In July, the opposition at Pollensa town hall was outraged at the exclusion of six properties in Puerto Pollensa from the town hall’s catalogue for protection of “buildings with historical, artistic, architectural and scenic interest”. A long-running row, this related to old houses on the paseos Voramar and Colom, which more or less conform to what is commonly referred to as the pinewalk. All from the early part of the last century, they were Ca l’Adroguer, Can Franc, Can Mena, Can Morató, Can Ques and Can Tugores.
Former mayor, Miquel Àngel March of Junts Avançam, said that the Council of Mallorca had on two occasions demanded that these buildings be included in the catalogue, which acts as giving them listed status. The Council is the ultimate arbiter of what constitutes a heritage asset, but it doesn’t have the power to enforce protection unless it has direct responsibility for this protection. The decision therefore lay with the town hall, and decisions to give protection (or not) - as March pointed out - are influenced by the issue of potential compensation. This refers to compensation to owners who are prevented from redeveloping the properties because of listed status.

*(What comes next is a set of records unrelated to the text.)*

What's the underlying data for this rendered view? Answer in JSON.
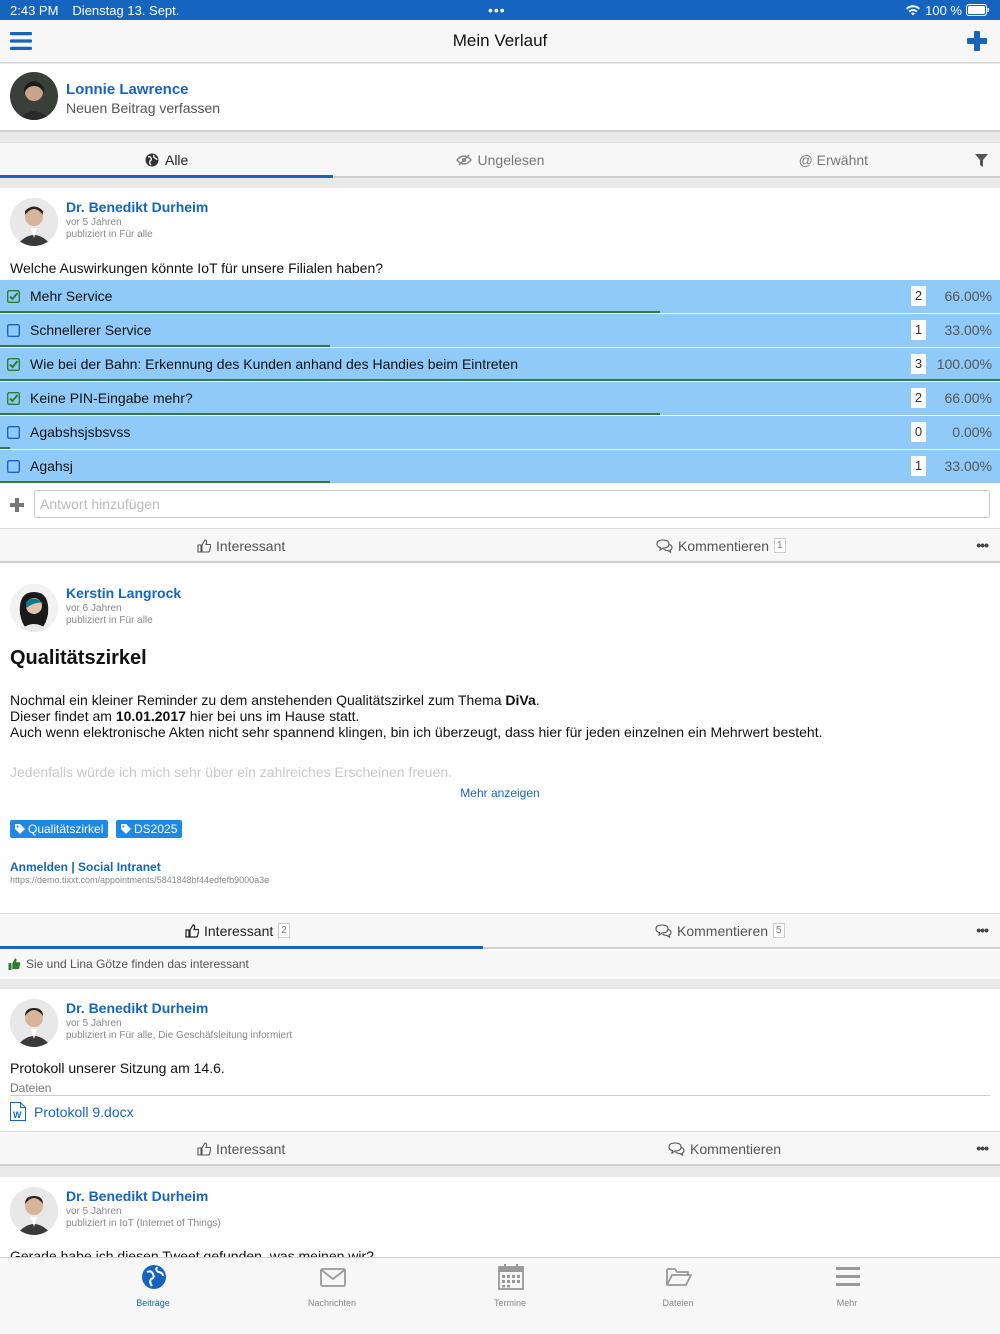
{
  "status": {
    "time": "2:43 PM",
    "date": "Dienstag 13. Sept.",
    "battery": "100 %"
  },
  "nav": {
    "title": "Mein Verlauf"
  },
  "composer": {
    "user": "Lonnie Lawrence",
    "prompt": "Neuen Beitrag verfassen"
  },
  "filter_tabs": [
    {
      "label": "Alle",
      "icon": "globe-icon",
      "active": true
    },
    {
      "label": "Ungelesen",
      "icon": "eye-slash-icon"
    },
    {
      "label": "@ Erwähnt",
      "icon": "at-icon"
    }
  ],
  "posts": [
    {
      "author": "Dr. Benedikt Durheim",
      "time": "vor 5 Jahren",
      "published": "publiziert in Für alle",
      "question": "Welche Auswirkungen könnte IoT für unsere Filialen haben?",
      "poll": [
        {
          "option": "Mehr Service",
          "checked": true,
          "count": "2",
          "percent": "66.00%",
          "fraction": 0.66
        },
        {
          "option": "Schnellerer Service",
          "checked": false,
          "count": "1",
          "percent": "33.00%",
          "fraction": 0.33
        },
        {
          "option": "Wie bei der Bahn: Erkennung des Kunden anhand des Handies beim Eintreten",
          "checked": true,
          "count": "3",
          "percent": "100.00%",
          "fraction": 1.0
        },
        {
          "option": "Keine PIN-Eingabe mehr?",
          "checked": true,
          "count": "2",
          "percent": "66.00%",
          "fraction": 0.66
        },
        {
          "option": "Agabshsjsbsvss",
          "checked": false,
          "count": "0",
          "percent": "0.00%",
          "fraction": 0.0
        },
        {
          "option": "Agahsj",
          "checked": false,
          "count": "1",
          "percent": "33.00%",
          "fraction": 0.33
        }
      ],
      "answer_placeholder": "Antwort hinzufügen",
      "like_label": "Interessant",
      "comment_label": "Kommentieren",
      "comment_count": "1"
    },
    {
      "author": "Kerstin Langrock",
      "time": "vor 6 Jahren",
      "published": "publiziert in Für alle",
      "title": "Qualitätszirkel",
      "body_1a": "Nochmal ein kleiner Reminder zu dem anstehenden Qualitätszirkel zum Thema ",
      "body_1b": "DiVa",
      "body_1c": ".",
      "body_2a": "Dieser findet am ",
      "body_2b": "10.01.2017",
      "body_2c": " hier bei uns im Hause statt.",
      "body_3": "Auch wenn elektronische Akten nicht sehr spannend klingen, bin ich überzeugt, dass hier für jeden einzelnen ein Mehrwert besteht.",
      "body_4": "Jedenfalls würde ich mich sehr über ein zahlreiches Erscheinen freuen.",
      "more": "Mehr anzeigen",
      "tags": [
        "Qualitätszirkel",
        "DS2025"
      ],
      "link_title": "Anmelden | Social Intranet",
      "link_url": "https://demo.tixxt.com/appointments/5841848bf44edfefb9000a3e",
      "like_label": "Interessant",
      "like_count": "2",
      "comment_label": "Kommentieren",
      "comment_count": "5",
      "likers": "Sie und Lina Götze finden das interessant"
    },
    {
      "author": "Dr. Benedikt Durheim",
      "time": "vor 5 Jahren",
      "published": "publiziert in Für alle, Die Geschäfsleitung informiert",
      "text": "Protokoll unserer Sitzung am 14.6.",
      "files_label": "Dateien",
      "file_name": "Protokoll 9.docx",
      "like_label": "Interessant",
      "comment_label": "Kommentieren"
    },
    {
      "author": "Dr. Benedikt Durheim",
      "time": "vor 5 Jahren",
      "published": "publiziert in IoT (Internet of Things)",
      "text": "Gerade habe ich diesen Tweet gefunden, was meinen wir?"
    }
  ],
  "tabbar": [
    {
      "label": "Beiträge",
      "icon": "globe-icon",
      "active": true
    },
    {
      "label": "Nachrichten",
      "icon": "envelope-icon"
    },
    {
      "label": "Termine",
      "icon": "calendar-icon"
    },
    {
      "label": "Dateien",
      "icon": "folder-open-icon"
    },
    {
      "label": "Mehr",
      "icon": "menu-icon"
    }
  ],
  "colors": {
    "accent": "#1565c0",
    "poll_bg": "#90caf9",
    "poll_bar": "#2e7d32",
    "tag": "#1e88e5"
  }
}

The opposition is now even more infuriated by the fact that the approval for this exclusion was passed as a matter of urgency at the council meeting on July 24. Five months on and the documentation hasn’t been sent to the Council of Mallorca who, via its urban planning and heritage departments, is the body which is responsible for definitively approving the catalogue. Junts Avançam say: “The action of the government team is doubly irresponsible. Firstly, it reduced the proposed catalogue and it has now delayed the submission to the Council.”